So instead of seeking out the most at-risk youth; you select those with the greatest artistic potential?
Yes. They are the ones most likely to inspire the others. Starting directly with the gang members could get too dangerous, and we might cause more problems than we solved.
Do you know young men who have successfully used art to escape poverty?
There is a well-known graffiti artist who has been working in Bosque Calderón for 13 years. David Suárez was never a member of a gang, but he lived in the milieu. He painted the walls along the nature trail, for example, and helped change the entire area. David was so successful that Conservación Internacional sponsored him.
Street art is public – everyone can see it. How do people react when the BogotArt members start painting the walls of a neighbourhood?
It increases the value of their living space. An old wall becomes an object of art. The cityscape around it changes. People develop a new sense of belonging to their neighbourhood and respect for objects; and they put more effort into preserving them. And they see that together they have the power to beautify their areas.
How did you personally get interested in street art?
At some point I just realised that art could do more if it was public. Museums should be on the streets, and galleries on the walls of buildings! An artist from Austria called “Pälmchen” inspired me to see it this way. She painted a hand that represents how walls could speak, that they have a message. They shouldn’t be just black or white.
Who is behind BogotArt Foundation?
The core team members are a friend of mine, the artist and industrial designer Camilo Buitrago, Catalina Prieto, an artist and communicator, and me. We also teach the art courses. The graphic artist Alejandro Chitiva and Benedicto Galindo are also involved, along with a lot of volunteers, usually from our partner institutions like the Universidad de los Andes, the German Leuphana University, or the Colombian organisations Idealist and Voluntariado Coombia. They are moving the project we started forward. It is not always easy, because they also have their own work and studies to contend with.
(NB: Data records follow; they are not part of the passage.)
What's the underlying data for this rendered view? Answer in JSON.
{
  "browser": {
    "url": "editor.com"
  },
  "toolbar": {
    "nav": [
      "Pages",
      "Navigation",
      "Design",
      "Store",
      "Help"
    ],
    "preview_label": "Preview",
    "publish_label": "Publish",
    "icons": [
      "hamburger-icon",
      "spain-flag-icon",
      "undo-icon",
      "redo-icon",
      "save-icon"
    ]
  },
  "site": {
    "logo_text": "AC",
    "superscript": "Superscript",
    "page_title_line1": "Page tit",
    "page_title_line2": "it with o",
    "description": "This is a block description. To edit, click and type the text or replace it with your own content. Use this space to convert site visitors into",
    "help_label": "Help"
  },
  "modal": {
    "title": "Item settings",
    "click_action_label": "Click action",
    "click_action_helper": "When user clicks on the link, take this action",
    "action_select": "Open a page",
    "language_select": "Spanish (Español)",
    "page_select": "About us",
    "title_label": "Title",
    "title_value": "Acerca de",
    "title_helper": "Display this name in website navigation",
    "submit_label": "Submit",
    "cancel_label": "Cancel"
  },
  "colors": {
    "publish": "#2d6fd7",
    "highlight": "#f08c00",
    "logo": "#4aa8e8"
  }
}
Where does the funding for BogotArt Foundation come from?
We don’t have a lot of funding and so far have taught the courses for free. But we do get money from sponsors and donations. We painted a mural for the Instituto Cultural Colombo Alemán, for example, which PMP S.A. and Instituto Cultural Colombo Alemán sponsored. We also started to produce merchandising products, like postcards from our art pieces. At the same time, we offer consultancy services in experience marketing.
The BogotArt Foundation is already developing new projects that are not directly linked to art. What are they about?
We recently create the Alph Cinema Club, the first cinema forum in the Puente Aranda district in Bogotá. We show alternative films on social topics, and through these films people start to share their thoughts and opinions. So far, we did 25 film screenings with more than 150 attendees. Furthermore, we noticed that one of the reasons for the youths’ low participation in political decision-making is a lack of knowledge on their rights. Therefore we started a campaign on the citizenship rights in a youth-friendly way, by spreading texts that are easy to read and with attractive illustrations.
Leonardo is a fellow at DO School, an organisation that supports social entrepreneurs. For more information, visit the website.